There is a large gap in our knowledge of winter pelagic primary production in offshore Mediterranean waters, despite the widespread observation of phytoplankton blooming during that season. On two cruises performed in the NW region in March 1999 and January-February 2000, primary production was estimated by means of concurrent in situ incubations and photosynthesis-irradiance (P-E) experiments with the 14C technique. Although the water column was generally well-mixed below the euphotic zone, photosynthetic parameters displayed vertical differences within the mixed layer, indicating that photoacclimation rates were faster than mixing. Their values were similarly variable during both cruises, except for the maximum chlorophyll a-normalized photosynthetic rate (PmB), which was significantly higher in March. A strong relationship was found between the two methods of estimating integrated primary production rates (log P-E PPint=0.36+0.87 log in situ PP int; r2=0.88, p<0.001, n=18), which ranged from 0.1 to 2 g C m-2 d-1. March 1999 values (1.0±0.5 g C m -2 d-1) were notably higher than in other more intensively sampled periods.

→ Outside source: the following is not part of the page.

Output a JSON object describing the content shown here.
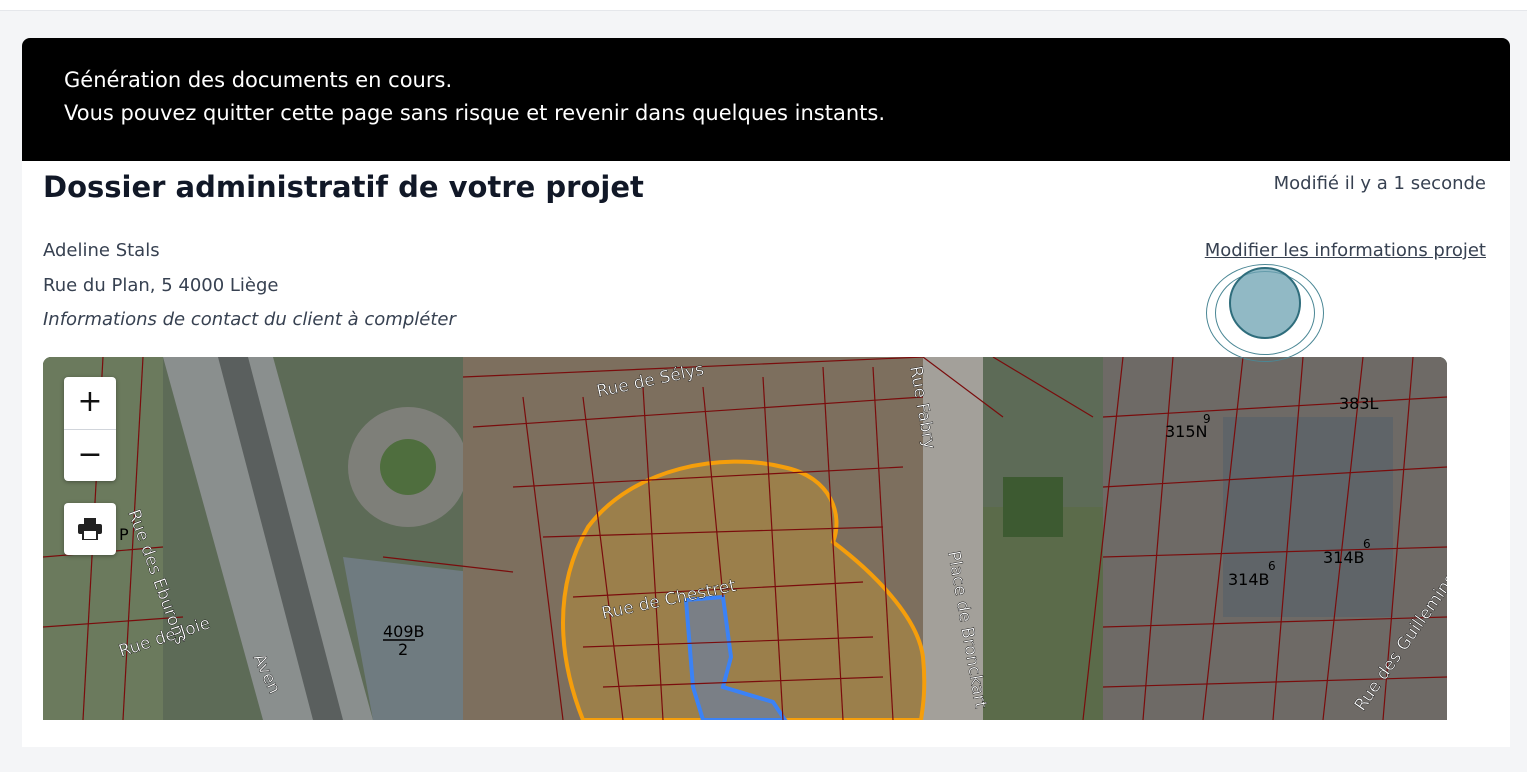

Water column chl a-normalized rates were similar on both cruises (mean 8.6 mg C mg chl a-1 d-1) despite great differences in phytoplankton biomass and composition, but were also positively related to incident irradiance. This finding, together with the marked seasonality of surface photosynthetic parameters obtained in previous surveys in the western Mediterranean, stresses the fundamental role played by irradiance in determining the photosynthetic response during the annual cycle.
|Original language||English (US)|
|Number of pages||17|
|Journal||Deep-Sea Research Part I: Oceanographic Research Papers|
|State||Published - Jan 1 2005|
ASJC Scopus subject areas
- Aquatic Science